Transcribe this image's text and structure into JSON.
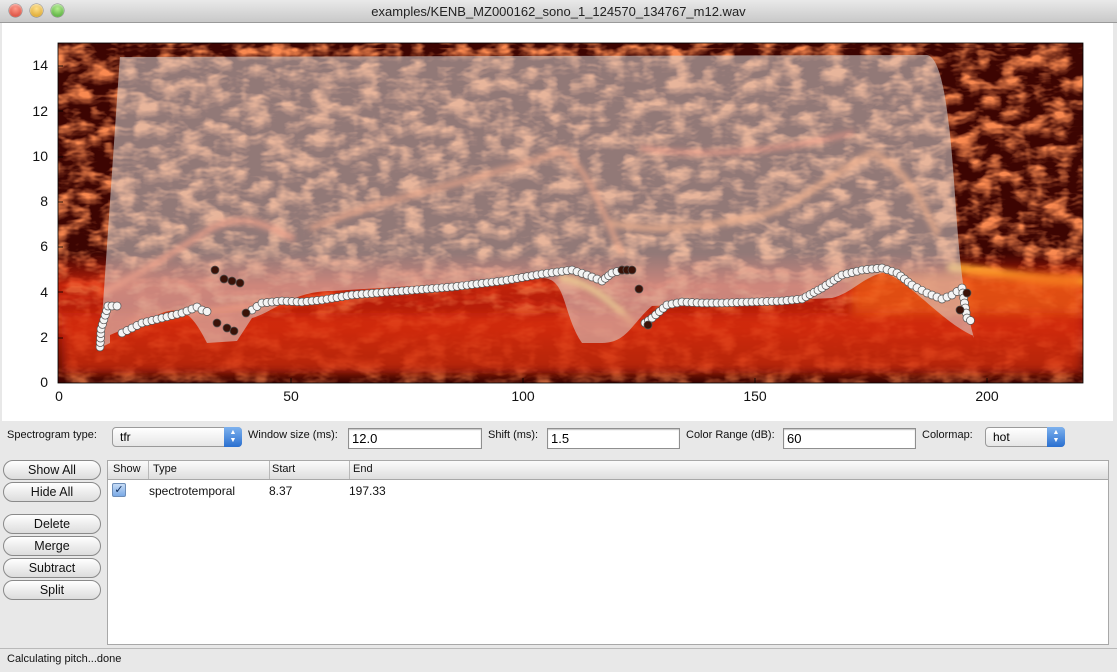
{
  "window": {
    "title": "examples/KENB_MZ000162_sono_1_124570_134767_m12.wav"
  },
  "plot": {
    "x_ticks": [
      "0",
      "50",
      "100",
      "150",
      "200"
    ],
    "y_ticks": [
      "0",
      "2",
      "4",
      "6",
      "8",
      "10",
      "12",
      "14"
    ]
  },
  "controls": {
    "spectrogram_type_label": "Spectrogram type:",
    "spectrogram_type_value": "tfr",
    "window_size_label": "Window size (ms):",
    "window_size_value": "12.0",
    "shift_label": "Shift (ms):",
    "shift_value": "1.5",
    "color_range_label": "Color Range (dB):",
    "color_range_value": "60",
    "colormap_label": "Colormap:",
    "colormap_value": "hot"
  },
  "buttons": {
    "show_all": "Show All",
    "hide_all": "Hide All",
    "delete": "Delete",
    "merge": "Merge",
    "subtract": "Subtract",
    "split": "Split"
  },
  "table": {
    "columns": [
      "Show",
      "Type",
      "Start",
      "End"
    ],
    "rows": [
      {
        "show": true,
        "type": "spectrotemporal",
        "start": "8.37",
        "end": "197.33"
      }
    ]
  },
  "status": "Calculating pitch...done"
}
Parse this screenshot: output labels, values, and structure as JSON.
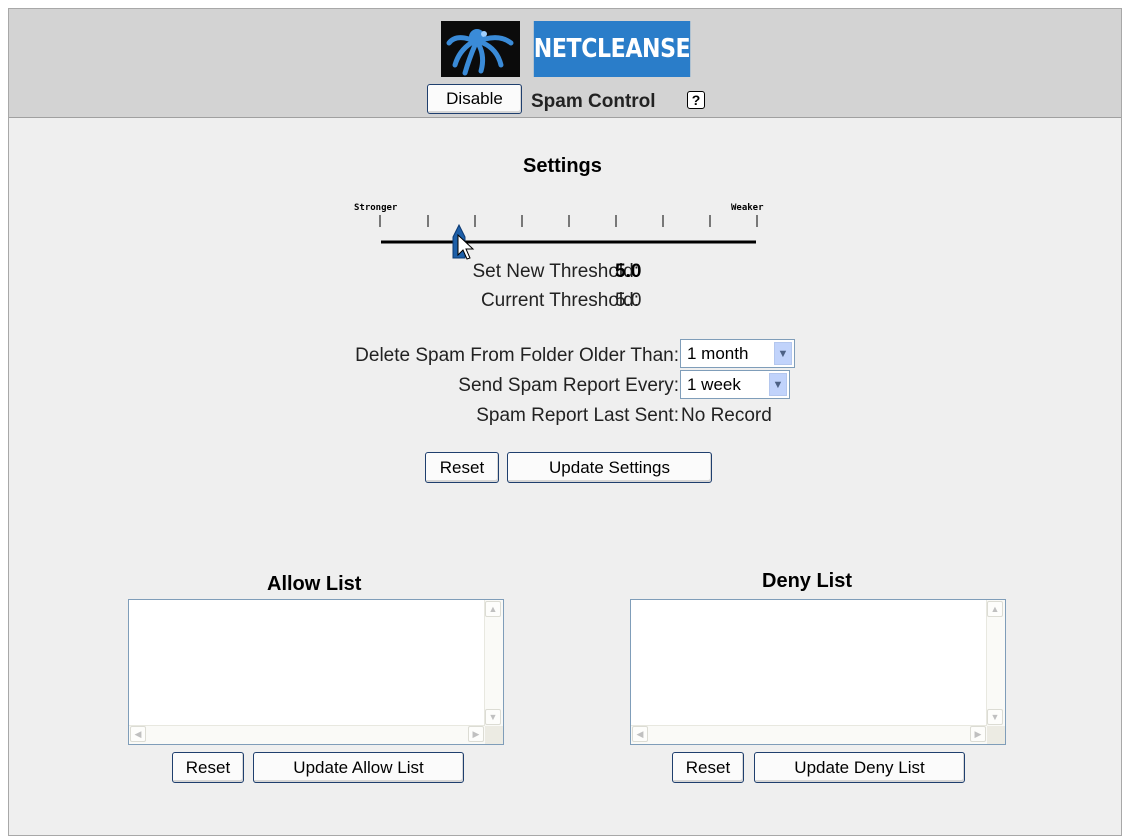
{
  "header": {
    "logo_text": "NETCLEANSE",
    "disable_label": "Disable",
    "title": "Spam Control",
    "help_glyph": "?"
  },
  "settings": {
    "heading": "Settings",
    "slider": {
      "left_label": "Stronger",
      "right_label": "Weaker",
      "tick_count": 9,
      "selected_tick": 1
    },
    "new_threshold_label": "Set New Threshold:",
    "new_threshold_value": "5.0",
    "current_threshold_label": "Current Threshold:",
    "current_threshold_value": "5.0",
    "delete_label": "Delete Spam From Folder Older Than:",
    "delete_value": "1 month",
    "report_label": "Send Spam Report Every:",
    "report_value": "1 week",
    "last_sent_label": "Spam Report Last Sent:",
    "last_sent_value": "No Record",
    "reset_label": "Reset",
    "update_label": "Update Settings"
  },
  "allow_list": {
    "heading": "Allow List",
    "reset_label": "Reset",
    "update_label": "Update Allow List"
  },
  "deny_list": {
    "heading": "Deny List",
    "reset_label": "Reset",
    "update_label": "Update Deny List"
  },
  "colors": {
    "logo_blue": "#2a7dc9",
    "slider_handle": "#1d5fa8",
    "header_gray": "#d3d3d3"
  }
}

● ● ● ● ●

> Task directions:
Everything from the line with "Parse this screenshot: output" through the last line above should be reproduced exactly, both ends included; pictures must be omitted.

> Answer space:
Parse this screenshot: output labels, values, and structure as JSON.
{
  "header": {
    "logo_text": "NETCLEANSE",
    "disable_label": "Disable",
    "title": "Spam Control",
    "help_glyph": "?"
  },
  "settings": {
    "heading": "Settings",
    "slider": {
      "left_label": "Stronger",
      "right_label": "Weaker",
      "tick_count": 9,
      "selected_tick": 1
    },
    "new_threshold_label": "Set New Threshold:",
    "new_threshold_value": "5.0",
    "current_threshold_label": "Current Threshold:",
    "current_threshold_value": "5.0",
    "delete_label": "Delete Spam From Folder Older Than:",
    "delete_value": "1 month",
    "report_label": "Send Spam Report Every:",
    "report_value": "1 week",
    "last_sent_label": "Spam Report Last Sent:",
    "last_sent_value": "No Record",
    "reset_label": "Reset",
    "update_label": "Update Settings"
  },
  "allow_list": {
    "heading": "Allow List",
    "reset_label": "Reset",
    "update_label": "Update Allow List"
  },
  "deny_list": {
    "heading": "Deny List",
    "reset_label": "Reset",
    "update_label": "Update Deny List"
  },
  "colors": {
    "logo_blue": "#2a7dc9",
    "slider_handle": "#1d5fa8",
    "header_gray": "#d3d3d3"
  }
}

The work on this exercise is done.